Senescent cells can be found at the sites of major diseases and they multiply in our bodies as we grow old. The Mayo Clinic, working closely with the University of Minnesota, found a way to eliminate them.

"We found the drugs we discovered here at Mayo called senolytic drugs, these are drugs that selectively kill senescent cells. We found in numerous different mouse models of human diseases that we're able to delay, prevent or alleviate those diseases," says Kirkland.

The drugs also worked to increase life span in mice. The results are so encouraging, they've now moved to human trials - the first involving people with a life-threatening lung disease. Again, encouraging results that just came back last month.

“The trial was under a month for each of these 14 subjects, but remarkably each of them had an improvement in physical function.” “All of them?” we ask. “All 14,” he says.

As great as all this sounds, Dr. Kirkland won't call it a breakthrough just yet.

"I've been around long enough to know that when you go from mice to people, everything can go wrong,” says Kirkland.

The fact is they're onto something. Something big. These drugs don't just go after one disease. They go after the type of cells that cause many diseases. And if we can cure that, who knows what's possible?

"I think the field, and I think the public in general, wouldn't necessarily want to have a solution where we live to be 130 and feel like we're 130, but if we could develop interventions that would allow us to maybe be 90 or 100 but maybe feel like we're 60 that would be a pretty positive outcome,” says Kirkland.
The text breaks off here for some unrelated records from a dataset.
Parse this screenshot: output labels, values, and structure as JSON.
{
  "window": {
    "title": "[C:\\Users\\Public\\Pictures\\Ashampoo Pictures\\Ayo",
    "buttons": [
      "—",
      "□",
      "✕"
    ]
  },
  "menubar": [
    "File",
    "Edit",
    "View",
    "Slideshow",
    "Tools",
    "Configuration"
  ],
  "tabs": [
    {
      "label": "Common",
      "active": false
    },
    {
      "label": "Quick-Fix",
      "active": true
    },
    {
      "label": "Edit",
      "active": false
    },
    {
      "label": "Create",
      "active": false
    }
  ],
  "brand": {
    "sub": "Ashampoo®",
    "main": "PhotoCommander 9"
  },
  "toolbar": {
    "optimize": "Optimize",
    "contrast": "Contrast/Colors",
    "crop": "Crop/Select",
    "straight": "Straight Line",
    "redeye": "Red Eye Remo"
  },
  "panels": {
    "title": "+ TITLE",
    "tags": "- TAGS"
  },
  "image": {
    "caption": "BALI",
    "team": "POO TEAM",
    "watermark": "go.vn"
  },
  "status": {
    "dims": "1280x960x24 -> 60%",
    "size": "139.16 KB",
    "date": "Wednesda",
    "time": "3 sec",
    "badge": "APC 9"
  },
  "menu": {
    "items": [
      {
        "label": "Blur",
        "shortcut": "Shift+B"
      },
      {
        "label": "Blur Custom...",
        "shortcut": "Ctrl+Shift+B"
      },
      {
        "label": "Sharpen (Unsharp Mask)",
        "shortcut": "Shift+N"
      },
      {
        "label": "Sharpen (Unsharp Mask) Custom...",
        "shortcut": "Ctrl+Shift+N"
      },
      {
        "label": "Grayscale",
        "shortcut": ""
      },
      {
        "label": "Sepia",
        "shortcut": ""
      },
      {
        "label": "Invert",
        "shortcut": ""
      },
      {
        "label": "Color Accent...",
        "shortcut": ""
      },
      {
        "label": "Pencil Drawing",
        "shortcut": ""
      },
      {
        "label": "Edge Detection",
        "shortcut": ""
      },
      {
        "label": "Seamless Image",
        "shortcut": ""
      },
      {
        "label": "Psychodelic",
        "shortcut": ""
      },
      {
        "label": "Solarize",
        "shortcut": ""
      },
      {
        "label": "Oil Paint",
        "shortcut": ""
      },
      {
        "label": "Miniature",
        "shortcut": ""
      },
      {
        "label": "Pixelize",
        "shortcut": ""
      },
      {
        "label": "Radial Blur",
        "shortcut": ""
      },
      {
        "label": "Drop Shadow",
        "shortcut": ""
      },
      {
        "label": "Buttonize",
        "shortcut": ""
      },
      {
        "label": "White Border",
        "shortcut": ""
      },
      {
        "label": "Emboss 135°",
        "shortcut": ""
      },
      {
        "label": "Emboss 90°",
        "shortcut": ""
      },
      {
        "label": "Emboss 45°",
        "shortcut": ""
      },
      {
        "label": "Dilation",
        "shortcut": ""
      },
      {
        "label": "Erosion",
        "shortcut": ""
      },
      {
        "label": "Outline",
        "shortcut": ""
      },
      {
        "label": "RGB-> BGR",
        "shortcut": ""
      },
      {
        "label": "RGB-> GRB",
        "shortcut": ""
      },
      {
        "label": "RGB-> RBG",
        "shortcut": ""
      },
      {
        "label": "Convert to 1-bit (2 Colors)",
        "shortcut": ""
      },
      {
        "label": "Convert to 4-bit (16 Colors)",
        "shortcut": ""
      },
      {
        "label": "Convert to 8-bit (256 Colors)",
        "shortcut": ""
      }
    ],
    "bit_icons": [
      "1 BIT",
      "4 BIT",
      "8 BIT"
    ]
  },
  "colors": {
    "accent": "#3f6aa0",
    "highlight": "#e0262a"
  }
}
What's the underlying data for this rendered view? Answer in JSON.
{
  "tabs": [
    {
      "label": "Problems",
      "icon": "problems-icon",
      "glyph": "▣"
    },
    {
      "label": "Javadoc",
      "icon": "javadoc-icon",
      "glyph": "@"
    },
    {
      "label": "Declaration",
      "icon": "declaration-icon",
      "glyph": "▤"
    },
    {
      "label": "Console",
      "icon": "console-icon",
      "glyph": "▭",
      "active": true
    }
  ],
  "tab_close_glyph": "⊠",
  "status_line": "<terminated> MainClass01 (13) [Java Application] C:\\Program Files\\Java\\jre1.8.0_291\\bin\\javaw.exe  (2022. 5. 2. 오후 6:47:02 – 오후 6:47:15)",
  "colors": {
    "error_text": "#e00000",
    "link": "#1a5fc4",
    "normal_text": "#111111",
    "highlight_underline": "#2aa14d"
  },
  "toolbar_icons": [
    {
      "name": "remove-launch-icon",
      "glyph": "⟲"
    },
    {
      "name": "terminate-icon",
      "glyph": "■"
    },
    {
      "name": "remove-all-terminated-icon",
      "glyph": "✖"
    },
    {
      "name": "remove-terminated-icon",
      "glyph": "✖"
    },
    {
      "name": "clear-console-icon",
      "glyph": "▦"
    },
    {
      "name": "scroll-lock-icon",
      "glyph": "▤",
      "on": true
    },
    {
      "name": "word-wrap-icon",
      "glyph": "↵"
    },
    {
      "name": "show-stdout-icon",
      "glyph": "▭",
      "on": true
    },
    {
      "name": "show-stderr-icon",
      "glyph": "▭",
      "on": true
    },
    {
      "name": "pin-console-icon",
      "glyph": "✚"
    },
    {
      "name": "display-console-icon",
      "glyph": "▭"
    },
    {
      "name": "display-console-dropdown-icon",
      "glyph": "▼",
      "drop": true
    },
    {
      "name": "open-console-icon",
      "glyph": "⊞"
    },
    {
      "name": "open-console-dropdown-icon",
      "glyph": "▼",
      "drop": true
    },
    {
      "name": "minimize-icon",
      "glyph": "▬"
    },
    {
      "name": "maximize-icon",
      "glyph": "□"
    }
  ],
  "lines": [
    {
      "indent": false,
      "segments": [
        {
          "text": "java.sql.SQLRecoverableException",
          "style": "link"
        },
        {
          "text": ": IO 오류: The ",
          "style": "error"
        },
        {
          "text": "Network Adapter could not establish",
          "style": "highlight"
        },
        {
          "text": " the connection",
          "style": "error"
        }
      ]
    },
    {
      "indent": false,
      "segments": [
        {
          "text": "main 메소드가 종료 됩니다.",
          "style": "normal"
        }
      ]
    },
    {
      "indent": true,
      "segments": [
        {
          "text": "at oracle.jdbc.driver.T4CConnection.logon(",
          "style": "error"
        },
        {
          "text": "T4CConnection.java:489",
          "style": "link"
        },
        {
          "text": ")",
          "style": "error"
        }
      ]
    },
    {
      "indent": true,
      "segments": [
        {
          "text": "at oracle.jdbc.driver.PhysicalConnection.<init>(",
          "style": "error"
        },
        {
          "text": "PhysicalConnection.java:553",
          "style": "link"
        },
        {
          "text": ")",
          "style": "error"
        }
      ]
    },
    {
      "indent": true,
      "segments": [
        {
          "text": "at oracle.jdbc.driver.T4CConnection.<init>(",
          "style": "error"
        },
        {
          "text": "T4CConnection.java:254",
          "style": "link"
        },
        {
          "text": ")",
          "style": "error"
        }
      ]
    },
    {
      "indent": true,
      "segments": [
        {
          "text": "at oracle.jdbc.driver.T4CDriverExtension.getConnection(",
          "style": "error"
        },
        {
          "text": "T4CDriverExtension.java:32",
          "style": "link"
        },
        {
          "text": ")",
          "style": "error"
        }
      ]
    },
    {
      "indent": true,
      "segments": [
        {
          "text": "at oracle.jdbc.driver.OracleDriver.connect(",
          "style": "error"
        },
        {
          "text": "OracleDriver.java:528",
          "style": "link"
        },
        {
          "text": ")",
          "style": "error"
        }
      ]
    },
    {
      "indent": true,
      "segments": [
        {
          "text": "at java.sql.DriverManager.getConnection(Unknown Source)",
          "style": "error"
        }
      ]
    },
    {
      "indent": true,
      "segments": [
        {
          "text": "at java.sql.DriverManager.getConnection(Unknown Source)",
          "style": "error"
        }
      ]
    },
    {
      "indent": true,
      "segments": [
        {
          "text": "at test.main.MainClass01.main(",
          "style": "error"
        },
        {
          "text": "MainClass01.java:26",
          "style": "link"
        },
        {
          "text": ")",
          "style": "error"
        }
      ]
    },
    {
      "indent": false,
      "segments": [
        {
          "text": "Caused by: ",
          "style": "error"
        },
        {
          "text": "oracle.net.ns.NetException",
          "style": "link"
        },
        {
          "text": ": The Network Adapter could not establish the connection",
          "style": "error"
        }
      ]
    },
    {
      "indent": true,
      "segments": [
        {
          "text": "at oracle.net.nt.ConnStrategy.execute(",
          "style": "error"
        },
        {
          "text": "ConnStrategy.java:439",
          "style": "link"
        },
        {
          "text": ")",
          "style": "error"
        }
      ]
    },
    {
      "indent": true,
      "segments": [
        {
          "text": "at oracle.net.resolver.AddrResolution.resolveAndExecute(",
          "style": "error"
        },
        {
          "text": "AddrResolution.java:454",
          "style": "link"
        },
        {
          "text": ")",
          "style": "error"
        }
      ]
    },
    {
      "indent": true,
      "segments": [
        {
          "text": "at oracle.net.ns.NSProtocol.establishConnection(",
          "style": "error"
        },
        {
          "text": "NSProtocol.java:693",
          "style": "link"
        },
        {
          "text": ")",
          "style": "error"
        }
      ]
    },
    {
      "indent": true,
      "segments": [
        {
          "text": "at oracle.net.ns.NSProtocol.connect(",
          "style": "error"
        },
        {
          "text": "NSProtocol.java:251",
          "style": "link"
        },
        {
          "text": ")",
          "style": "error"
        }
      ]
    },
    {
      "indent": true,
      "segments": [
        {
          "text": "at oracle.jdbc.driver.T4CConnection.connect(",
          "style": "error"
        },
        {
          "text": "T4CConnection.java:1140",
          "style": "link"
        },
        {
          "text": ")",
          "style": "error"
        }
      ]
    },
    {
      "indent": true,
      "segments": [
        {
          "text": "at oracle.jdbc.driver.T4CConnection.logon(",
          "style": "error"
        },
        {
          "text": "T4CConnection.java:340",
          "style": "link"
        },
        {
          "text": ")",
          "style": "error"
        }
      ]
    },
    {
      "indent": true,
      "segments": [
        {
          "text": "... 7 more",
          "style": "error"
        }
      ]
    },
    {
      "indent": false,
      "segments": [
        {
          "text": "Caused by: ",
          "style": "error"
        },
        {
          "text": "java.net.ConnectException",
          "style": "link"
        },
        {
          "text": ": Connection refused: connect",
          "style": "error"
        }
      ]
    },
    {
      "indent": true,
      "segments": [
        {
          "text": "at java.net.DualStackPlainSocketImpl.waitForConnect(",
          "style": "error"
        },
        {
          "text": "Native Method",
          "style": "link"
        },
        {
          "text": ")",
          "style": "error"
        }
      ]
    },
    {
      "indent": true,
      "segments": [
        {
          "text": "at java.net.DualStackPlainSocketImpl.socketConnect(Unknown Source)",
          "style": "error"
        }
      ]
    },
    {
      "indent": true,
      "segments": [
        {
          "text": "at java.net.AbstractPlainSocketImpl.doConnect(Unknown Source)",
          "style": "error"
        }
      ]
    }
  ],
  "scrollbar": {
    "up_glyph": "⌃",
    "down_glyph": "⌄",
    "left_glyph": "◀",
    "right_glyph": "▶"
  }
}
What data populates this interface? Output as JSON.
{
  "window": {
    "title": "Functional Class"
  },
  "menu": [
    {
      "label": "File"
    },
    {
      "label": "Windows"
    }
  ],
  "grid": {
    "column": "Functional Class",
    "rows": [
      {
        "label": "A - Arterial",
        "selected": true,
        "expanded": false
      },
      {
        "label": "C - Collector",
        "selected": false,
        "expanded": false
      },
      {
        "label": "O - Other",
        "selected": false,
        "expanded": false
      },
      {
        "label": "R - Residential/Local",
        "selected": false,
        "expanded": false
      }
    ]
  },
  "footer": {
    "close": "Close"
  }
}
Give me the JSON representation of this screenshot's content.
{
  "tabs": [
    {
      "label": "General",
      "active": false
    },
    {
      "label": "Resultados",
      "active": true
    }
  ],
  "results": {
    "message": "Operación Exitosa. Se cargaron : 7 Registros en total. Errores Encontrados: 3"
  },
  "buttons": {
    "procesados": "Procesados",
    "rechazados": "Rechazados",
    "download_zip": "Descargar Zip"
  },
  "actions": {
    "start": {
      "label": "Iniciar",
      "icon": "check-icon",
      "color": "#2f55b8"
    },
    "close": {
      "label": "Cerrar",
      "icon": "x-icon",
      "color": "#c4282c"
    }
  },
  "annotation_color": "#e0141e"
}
Kirkland says he wants Minnesota to be the world leader when it comes to anti-aging. Between the Mayo Clinic and the U of M, they are recruiting some of the brightest minds in the world to come work here. They are pushing for support at the state level and are trying to attract industry that is also anti-aging focused.